**About this task:**
Set down each entry as it stands. Skip the pictures.

[Items listed in a dataset]
[Start of Attachment]

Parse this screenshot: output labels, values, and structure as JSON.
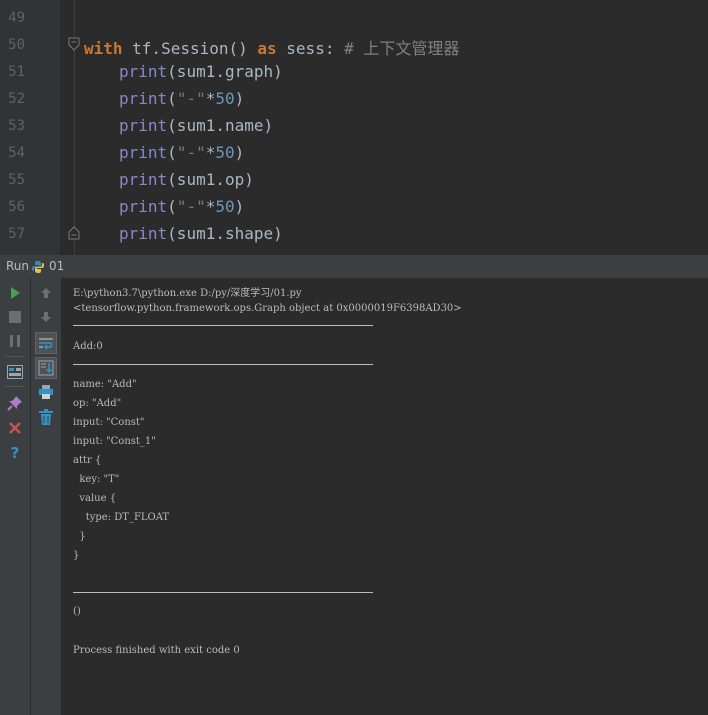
{
  "editor": {
    "line_numbers": [
      "49",
      "50",
      "51",
      "52",
      "53",
      "54",
      "55",
      "56",
      "57"
    ],
    "kw_with": "with",
    "line50_mid": " tf.Session() ",
    "kw_as": "as",
    "line50_var": " sess: ",
    "comment": "# 上下文管理器",
    "print_kw": "print",
    "line51_arg": "(sum1.graph)",
    "line53_arg": "(sum1.name)",
    "line55_arg": "(sum1.op)",
    "line57_arg": "(sum1.shape)",
    "paren_open": "(",
    "dash_str": "\"-\"",
    "star": "*",
    "fifty": "50",
    "paren_close": ")"
  },
  "run": {
    "label": "Run",
    "tab": "01",
    "icons": {
      "play": "play-icon",
      "stop": "stop-icon",
      "pause": "pause-icon",
      "dump": "dump-threads-icon",
      "pin": "pin-icon",
      "close": "close-icon",
      "help": "help-icon",
      "up": "arrow-up-icon",
      "down": "arrow-down-icon",
      "wrap": "soft-wrap-icon",
      "scroll": "scroll-to-end-icon",
      "print": "print-icon",
      "trash": "trash-icon"
    }
  },
  "console": {
    "lines": [
      "E:\\python3.7\\python.exe D:/py/深度学习/01.py",
      "<tensorflow.python.framework.ops.Graph object at 0x0000019F6398AD30>",
      "Add:0",
      "name: \"Add\"",
      "op: \"Add\"",
      "input: \"Const\"",
      "input: \"Const_1\"",
      "attr {",
      "  key: \"T\"",
      "  value {",
      "    type: DT_FLOAT",
      "  }",
      "}",
      "()",
      "Process finished with exit code 0"
    ]
  },
  "colors": {
    "keyword": "#cc7832",
    "builtin": "#8888c6",
    "number": "#6897bb",
    "string": "#6a8759",
    "comment": "#808080",
    "run_green": "#499c54",
    "close_red": "#c75450",
    "help_blue": "#3592c4"
  }
}
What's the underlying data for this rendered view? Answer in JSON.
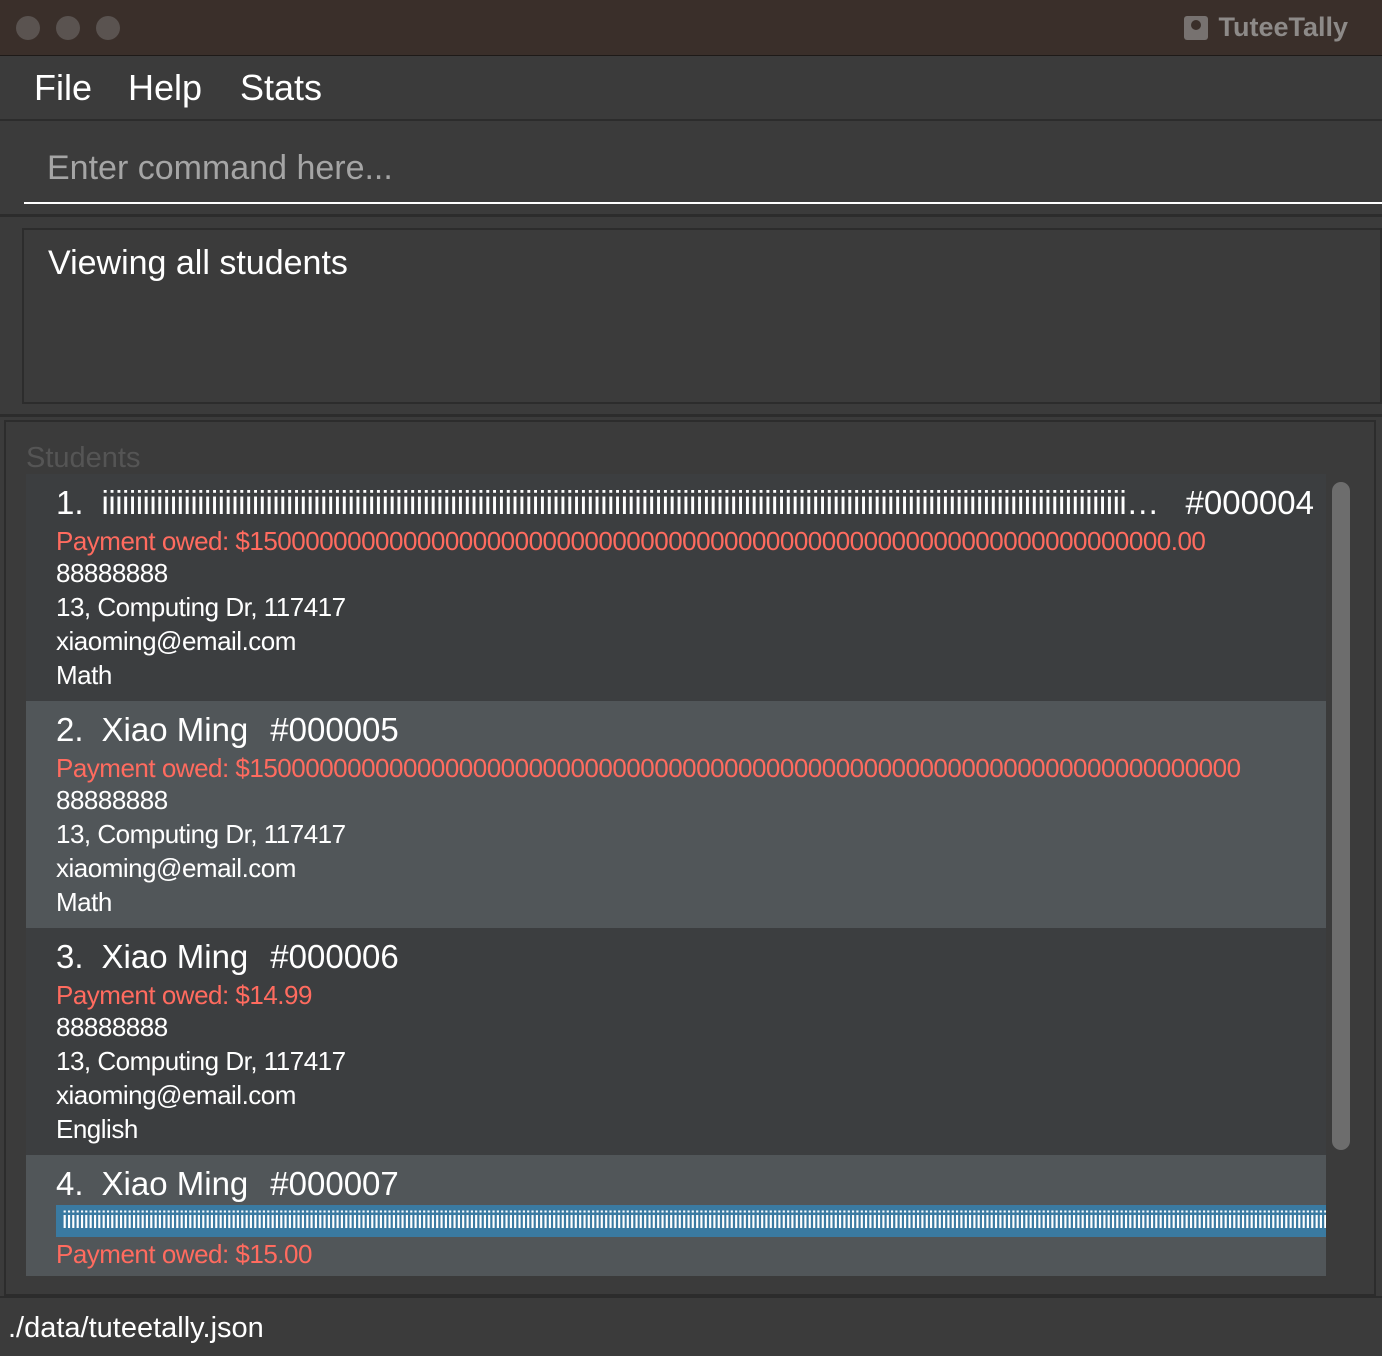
{
  "window": {
    "title": "TuteeTally"
  },
  "menu": {
    "file": "File",
    "help": "Help",
    "stats": "Stats"
  },
  "command": {
    "placeholder": "Enter command here...",
    "value": ""
  },
  "result": {
    "text": "Viewing all students"
  },
  "students_panel": {
    "title": "Students",
    "cards": [
      {
        "index": "1.",
        "name": "iiiiiiiiiiiiiiiiiiiiiiiiiiiiiiiiiiiiiiiiiiiiiiiiiiiiiiiiiiiiiiiiiiiiiiiiiiiiiiiiiiiiiiiiiiiiiiiiiiiiiiiiiiiiiiiiiiiiiiiiiiiiiiiiiiiiiiiiiiiiiiiiiiiiiiiiiiiiiiiiiiiiiiiiiiiiiiiiiiiiiiiiiiiiiiiiiiiiiiiiiiiiiiiiiiiiiiiiiiii",
        "id": "#000004",
        "payment": "Payment owed: $150000000000000000000000000000000000000000000000000000000000000000.00",
        "phone": "88888888",
        "address": "13, Computing Dr, 117417",
        "email": "xiaoming@email.com",
        "subject": "Math"
      },
      {
        "index": "2.",
        "name": "Xiao Ming",
        "id": "#000005",
        "payment": "Payment owed: $15000000000000000000000000000000000000000000000000000000000000000000000",
        "phone": "88888888",
        "address": "13, Computing Dr, 117417",
        "email": "xiaoming@email.com",
        "subject": "Math"
      },
      {
        "index": "3.",
        "name": "Xiao Ming",
        "id": "#000006",
        "payment": "Payment owed: $14.99",
        "phone": "88888888",
        "address": "13, Computing Dr, 117417",
        "email": "xiaoming@email.com",
        "subject": "English"
      },
      {
        "index": "4.",
        "name": "Xiao Ming",
        "id": "#000007",
        "tag": "iiiiiiiiiiiiiiiiiiiiiiiiiiiiiiiiiiiiiiiiiiiiiiiiiiiiiiiiiiiiiiiiiiiiiiiiiiiiiiiiiiiiiiiiiiiiiiiiiiiiiiiiiiiiiiiiiiiiiiiiiiiiiiiiiiiiiiiiiiiiiiiiiiiiiiiiiiiiiiiiiiiiiiiiiiiiiiiiiiiiiiiiiiiiiiiiiiiiiiiiiiiiiiiiiiiiiiiiiiiiiiiiiiiiiiiiiiiiiiiiiiiiiiiiiiiiiiiiiiiiiiiiiiiiiiiiiiiiiiiiiiiiiiiiiiiiiiiiiiiiiiiiiii",
        "payment": "Payment owed: $15.00"
      }
    ]
  },
  "status": {
    "path": "./data/tuteetally.json"
  },
  "colors": {
    "titlebar": "#3a2f2a",
    "background": "#3b3b3b",
    "payment_text": "#ff6b5f",
    "card_odd": "#3c3e40",
    "card_even": "#515659",
    "tag": "#3a7aa1"
  }
}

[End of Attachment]

**Answer to this task:**
Parse this screenshot: output labels, values, and structure as JSON.
{
  "editor": {
    "line_numbers": [
      "49",
      "50",
      "51",
      "52",
      "53",
      "54",
      "55",
      "56",
      "57"
    ],
    "kw_with": "with",
    "line50_mid": " tf.Session() ",
    "kw_as": "as",
    "line50_var": " sess: ",
    "comment": "# 上下文管理器",
    "print_kw": "print",
    "line51_arg": "(sum1.graph)",
    "line53_arg": "(sum1.name)",
    "line55_arg": "(sum1.op)",
    "line57_arg": "(sum1.shape)",
    "paren_open": "(",
    "dash_str": "\"-\"",
    "star": "*",
    "fifty": "50",
    "paren_close": ")"
  },
  "run": {
    "label": "Run",
    "tab": "01",
    "icons": {
      "play": "play-icon",
      "stop": "stop-icon",
      "pause": "pause-icon",
      "dump": "dump-threads-icon",
      "pin": "pin-icon",
      "close": "close-icon",
      "help": "help-icon",
      "up": "arrow-up-icon",
      "down": "arrow-down-icon",
      "wrap": "soft-wrap-icon",
      "scroll": "scroll-to-end-icon",
      "print": "print-icon",
      "trash": "trash-icon"
    }
  },
  "console": {
    "lines": [
      "E:\\python3.7\\python.exe D:/py/深度学习/01.py",
      "<tensorflow.python.framework.ops.Graph object at 0x0000019F6398AD30>",
      "Add:0",
      "name: \"Add\"",
      "op: \"Add\"",
      "input: \"Const\"",
      "input: \"Const_1\"",
      "attr {",
      "  key: \"T\"",
      "  value {",
      "    type: DT_FLOAT",
      "  }",
      "}",
      "()",
      "Process finished with exit code 0"
    ]
  },
  "colors": {
    "keyword": "#cc7832",
    "builtin": "#8888c6",
    "number": "#6897bb",
    "string": "#6a8759",
    "comment": "#808080",
    "run_green": "#499c54",
    "close_red": "#c75450",
    "help_blue": "#3592c4"
  }
}
What's the underlying data for this rendered view? Answer in JSON.
{
  "window": {
    "title": "TuteeTally"
  },
  "menu": {
    "file": "File",
    "help": "Help",
    "stats": "Stats"
  },
  "command": {
    "placeholder": "Enter command here...",
    "value": ""
  },
  "result": {
    "text": "Viewing all students"
  },
  "students_panel": {
    "title": "Students",
    "cards": [
      {
        "index": "1.",
        "name": "iiiiiiiiiiiiiiiiiiiiiiiiiiiiiiiiiiiiiiiiiiiiiiiiiiiiiiiiiiiiiiiiiiiiiiiiiiiiiiiiiiiiiiiiiiiiiiiiiiiiiiiiiiiiiiiiiiiiiiiiiiiiiiiiiiiiiiiiiiiiiiiiiiiiiiiiiiiiiiiiiiiiiiiiiiiiiiiiiiiiiiiiiiiiiiiiiiiiiiiiiiiiiiiiiiiiiiiiiiii",
        "id": "#000004",
        "payment": "Payment owed: $150000000000000000000000000000000000000000000000000000000000000000.00",
        "phone": "88888888",
        "address": "13, Computing Dr, 117417",
        "email": "xiaoming@email.com",
        "subject": "Math"
      },
      {
        "index": "2.",
        "name": "Xiao Ming",
        "id": "#000005",
        "payment": "Payment owed: $15000000000000000000000000000000000000000000000000000000000000000000000",
        "phone": "88888888",
        "address": "13, Computing Dr, 117417",
        "email": "xiaoming@email.com",
        "subject": "Math"
      },
      {
        "index": "3.",
        "name": "Xiao Ming",
        "id": "#000006",
        "payment": "Payment owed: $14.99",
        "phone": "88888888",
        "address": "13, Computing Dr, 117417",
        "email": "xiaoming@email.com",
        "subject": "English"
      },
      {
        "index": "4.",
        "name": "Xiao Ming",
        "id": "#000007",
        "tag": "iiiiiiiiiiiiiiiiiiiiiiiiiiiiiiiiiiiiiiiiiiiiiiiiiiiiiiiiiiiiiiiiiiiiiiiiiiiiiiiiiiiiiiiiiiiiiiiiiiiiiiiiiiiiiiiiiiiiiiiiiiiiiiiiiiiiiiiiiiiiiiiiiiiiiiiiiiiiiiiiiiiiiiiiiiiiiiiiiiiiiiiiiiiiiiiiiiiiiiiiiiiiiiiiiiiiiiiiiiiiiiiiiiiiiiiiiiiiiiiiiiiiiiiiiiiiiiiiiiiiiiiiiiiiiiiiiiiiiiiiiiiiiiiiiiiiiiiiiiiiiiiiiii",
        "payment": "Payment owed: $15.00"
      }
    ]
  },
  "status": {
    "path": "./data/tuteetally.json"
  },
  "colors": {
    "titlebar": "#3a2f2a",
    "background": "#3b3b3b",
    "payment_text": "#ff6b5f",
    "card_odd": "#3c3e40",
    "card_even": "#515659",
    "tag": "#3a7aa1"
  }
}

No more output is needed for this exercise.